*** Opening of Input ***

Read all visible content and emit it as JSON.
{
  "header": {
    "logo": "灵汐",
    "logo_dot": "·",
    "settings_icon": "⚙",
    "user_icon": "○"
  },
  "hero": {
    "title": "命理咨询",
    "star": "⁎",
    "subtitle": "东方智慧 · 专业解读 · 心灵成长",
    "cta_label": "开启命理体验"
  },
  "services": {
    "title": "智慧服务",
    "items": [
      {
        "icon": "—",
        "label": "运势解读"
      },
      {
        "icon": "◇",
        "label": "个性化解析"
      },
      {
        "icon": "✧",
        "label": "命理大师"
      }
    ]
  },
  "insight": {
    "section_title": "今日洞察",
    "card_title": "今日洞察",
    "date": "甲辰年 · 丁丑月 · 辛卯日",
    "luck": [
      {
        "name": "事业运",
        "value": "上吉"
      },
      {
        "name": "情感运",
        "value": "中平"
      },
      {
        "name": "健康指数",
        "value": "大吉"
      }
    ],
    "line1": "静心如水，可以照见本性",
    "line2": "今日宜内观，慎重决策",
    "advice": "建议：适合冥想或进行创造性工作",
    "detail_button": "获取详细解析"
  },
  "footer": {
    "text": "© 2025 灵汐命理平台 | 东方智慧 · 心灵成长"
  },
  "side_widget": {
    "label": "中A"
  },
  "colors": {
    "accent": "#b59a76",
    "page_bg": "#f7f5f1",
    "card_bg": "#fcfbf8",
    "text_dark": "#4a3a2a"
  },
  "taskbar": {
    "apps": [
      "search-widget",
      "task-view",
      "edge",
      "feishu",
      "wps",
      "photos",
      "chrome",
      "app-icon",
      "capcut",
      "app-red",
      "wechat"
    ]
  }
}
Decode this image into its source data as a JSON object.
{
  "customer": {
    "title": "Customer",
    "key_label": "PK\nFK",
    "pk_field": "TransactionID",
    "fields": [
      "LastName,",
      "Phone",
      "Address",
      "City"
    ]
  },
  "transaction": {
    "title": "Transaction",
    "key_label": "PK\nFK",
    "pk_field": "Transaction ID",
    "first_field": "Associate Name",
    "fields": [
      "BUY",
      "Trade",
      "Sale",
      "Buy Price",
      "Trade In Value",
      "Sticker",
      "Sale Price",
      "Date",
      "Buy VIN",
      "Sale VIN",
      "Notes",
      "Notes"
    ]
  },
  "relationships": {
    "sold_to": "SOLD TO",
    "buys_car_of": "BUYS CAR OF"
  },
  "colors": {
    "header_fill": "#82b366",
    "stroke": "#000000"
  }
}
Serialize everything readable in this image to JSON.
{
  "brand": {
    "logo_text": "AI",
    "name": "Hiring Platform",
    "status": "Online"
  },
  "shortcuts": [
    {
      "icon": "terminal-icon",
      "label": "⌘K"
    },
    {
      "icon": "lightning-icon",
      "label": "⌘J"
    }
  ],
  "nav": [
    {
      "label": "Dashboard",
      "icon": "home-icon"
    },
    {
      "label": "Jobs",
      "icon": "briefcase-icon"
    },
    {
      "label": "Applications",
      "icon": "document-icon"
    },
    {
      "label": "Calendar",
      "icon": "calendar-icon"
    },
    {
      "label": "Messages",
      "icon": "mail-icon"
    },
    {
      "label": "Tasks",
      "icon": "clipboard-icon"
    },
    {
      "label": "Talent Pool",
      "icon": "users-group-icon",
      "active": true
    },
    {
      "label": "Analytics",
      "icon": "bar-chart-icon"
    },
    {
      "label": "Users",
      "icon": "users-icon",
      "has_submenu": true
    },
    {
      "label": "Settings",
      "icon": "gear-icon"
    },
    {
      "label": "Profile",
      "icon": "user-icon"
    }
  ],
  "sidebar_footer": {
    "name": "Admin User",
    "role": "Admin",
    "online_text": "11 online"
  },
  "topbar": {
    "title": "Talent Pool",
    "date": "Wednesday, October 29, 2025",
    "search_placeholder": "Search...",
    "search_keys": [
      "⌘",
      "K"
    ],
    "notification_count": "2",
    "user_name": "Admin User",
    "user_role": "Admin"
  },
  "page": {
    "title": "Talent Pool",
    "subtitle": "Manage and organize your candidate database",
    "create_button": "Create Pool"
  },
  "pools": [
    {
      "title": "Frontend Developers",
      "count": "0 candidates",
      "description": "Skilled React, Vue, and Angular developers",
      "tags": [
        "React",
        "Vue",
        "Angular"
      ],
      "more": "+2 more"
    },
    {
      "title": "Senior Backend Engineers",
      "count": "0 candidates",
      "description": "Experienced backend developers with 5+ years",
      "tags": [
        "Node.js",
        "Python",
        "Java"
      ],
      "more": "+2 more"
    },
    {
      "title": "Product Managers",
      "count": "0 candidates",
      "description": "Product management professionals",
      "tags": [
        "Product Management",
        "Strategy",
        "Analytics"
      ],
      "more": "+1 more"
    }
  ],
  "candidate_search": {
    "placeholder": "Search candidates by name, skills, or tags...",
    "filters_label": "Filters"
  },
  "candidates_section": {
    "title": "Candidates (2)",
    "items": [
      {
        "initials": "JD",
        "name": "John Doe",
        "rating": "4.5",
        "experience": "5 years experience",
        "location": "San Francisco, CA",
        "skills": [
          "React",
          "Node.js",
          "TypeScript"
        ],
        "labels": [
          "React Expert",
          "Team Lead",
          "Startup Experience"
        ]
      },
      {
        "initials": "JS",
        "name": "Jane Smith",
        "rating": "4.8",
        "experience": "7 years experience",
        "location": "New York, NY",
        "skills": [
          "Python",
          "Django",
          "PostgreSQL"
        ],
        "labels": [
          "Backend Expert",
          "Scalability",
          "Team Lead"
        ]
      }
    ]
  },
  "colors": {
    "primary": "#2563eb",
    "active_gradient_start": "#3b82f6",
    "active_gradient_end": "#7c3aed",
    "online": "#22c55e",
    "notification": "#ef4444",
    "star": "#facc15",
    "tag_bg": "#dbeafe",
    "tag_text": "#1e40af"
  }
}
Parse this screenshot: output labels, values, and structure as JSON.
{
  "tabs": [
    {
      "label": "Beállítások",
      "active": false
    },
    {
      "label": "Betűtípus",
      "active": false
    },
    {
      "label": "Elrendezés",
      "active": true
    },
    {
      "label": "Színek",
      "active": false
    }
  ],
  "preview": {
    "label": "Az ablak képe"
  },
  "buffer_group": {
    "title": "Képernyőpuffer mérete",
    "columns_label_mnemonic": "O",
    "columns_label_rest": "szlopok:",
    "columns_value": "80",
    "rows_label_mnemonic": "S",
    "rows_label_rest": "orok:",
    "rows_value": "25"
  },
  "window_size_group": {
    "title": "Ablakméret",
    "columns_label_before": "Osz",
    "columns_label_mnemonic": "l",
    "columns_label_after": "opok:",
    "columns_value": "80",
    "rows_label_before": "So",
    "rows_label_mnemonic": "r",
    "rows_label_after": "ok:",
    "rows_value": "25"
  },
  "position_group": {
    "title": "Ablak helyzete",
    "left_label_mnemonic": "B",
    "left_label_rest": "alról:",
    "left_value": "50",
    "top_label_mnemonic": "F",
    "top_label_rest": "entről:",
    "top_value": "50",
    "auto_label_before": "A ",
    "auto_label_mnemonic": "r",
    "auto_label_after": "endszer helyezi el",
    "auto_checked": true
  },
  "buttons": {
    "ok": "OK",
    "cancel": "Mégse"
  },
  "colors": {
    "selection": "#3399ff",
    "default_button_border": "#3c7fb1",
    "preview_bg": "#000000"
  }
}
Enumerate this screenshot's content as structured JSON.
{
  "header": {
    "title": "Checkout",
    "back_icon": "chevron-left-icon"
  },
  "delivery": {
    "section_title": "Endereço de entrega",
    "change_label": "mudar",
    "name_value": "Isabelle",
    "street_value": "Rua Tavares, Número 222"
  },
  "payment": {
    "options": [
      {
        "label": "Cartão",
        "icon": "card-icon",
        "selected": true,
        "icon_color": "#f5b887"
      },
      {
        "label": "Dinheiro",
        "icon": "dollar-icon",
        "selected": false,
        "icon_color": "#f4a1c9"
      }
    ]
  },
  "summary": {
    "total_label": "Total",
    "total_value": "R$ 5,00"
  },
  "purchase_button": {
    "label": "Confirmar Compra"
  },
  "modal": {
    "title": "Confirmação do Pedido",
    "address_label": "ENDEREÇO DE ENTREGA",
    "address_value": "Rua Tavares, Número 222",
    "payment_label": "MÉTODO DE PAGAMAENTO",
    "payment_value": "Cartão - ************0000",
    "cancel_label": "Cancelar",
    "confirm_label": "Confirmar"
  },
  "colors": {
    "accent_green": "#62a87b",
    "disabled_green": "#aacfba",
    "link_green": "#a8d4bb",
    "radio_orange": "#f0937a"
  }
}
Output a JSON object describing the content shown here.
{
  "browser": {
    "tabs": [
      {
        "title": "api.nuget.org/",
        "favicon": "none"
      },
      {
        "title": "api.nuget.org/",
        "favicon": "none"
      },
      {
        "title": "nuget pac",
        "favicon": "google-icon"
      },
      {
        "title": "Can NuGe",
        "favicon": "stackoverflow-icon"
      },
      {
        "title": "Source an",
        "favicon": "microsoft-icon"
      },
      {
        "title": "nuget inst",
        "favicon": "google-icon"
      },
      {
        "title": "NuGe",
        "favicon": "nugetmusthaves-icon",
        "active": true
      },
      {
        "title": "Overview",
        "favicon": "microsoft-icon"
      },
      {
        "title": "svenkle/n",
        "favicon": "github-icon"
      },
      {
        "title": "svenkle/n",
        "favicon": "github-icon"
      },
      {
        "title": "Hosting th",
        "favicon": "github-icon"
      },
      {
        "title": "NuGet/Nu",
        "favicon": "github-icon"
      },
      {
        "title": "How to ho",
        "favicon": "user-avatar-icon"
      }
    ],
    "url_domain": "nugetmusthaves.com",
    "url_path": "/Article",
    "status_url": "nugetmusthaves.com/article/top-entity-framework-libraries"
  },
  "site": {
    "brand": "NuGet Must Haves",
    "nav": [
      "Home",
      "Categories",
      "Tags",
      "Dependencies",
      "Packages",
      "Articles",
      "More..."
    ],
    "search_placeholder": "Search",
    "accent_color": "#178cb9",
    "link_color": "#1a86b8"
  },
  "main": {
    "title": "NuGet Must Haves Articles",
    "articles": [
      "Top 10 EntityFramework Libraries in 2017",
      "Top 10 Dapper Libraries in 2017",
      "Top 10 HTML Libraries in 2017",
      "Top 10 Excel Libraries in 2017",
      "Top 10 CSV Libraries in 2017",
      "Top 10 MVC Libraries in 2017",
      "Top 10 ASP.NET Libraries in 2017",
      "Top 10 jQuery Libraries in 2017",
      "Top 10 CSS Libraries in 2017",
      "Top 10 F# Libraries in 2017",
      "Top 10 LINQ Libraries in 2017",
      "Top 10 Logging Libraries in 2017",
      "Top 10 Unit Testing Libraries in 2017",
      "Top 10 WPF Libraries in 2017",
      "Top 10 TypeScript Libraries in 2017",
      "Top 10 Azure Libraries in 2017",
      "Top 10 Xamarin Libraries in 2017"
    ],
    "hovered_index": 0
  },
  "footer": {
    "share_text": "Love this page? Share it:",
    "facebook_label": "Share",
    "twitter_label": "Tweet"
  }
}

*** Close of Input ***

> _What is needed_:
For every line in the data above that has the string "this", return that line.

> _Expected output_:
Decode this image into its source data as a JSON object.
Serialize everything readable in this image to JSON.
Parse this screenshot: output labels, values, and structure as JSON.
Enumerate this screenshot's content as structured JSON.
    "share_text": "Love this page? Share it:",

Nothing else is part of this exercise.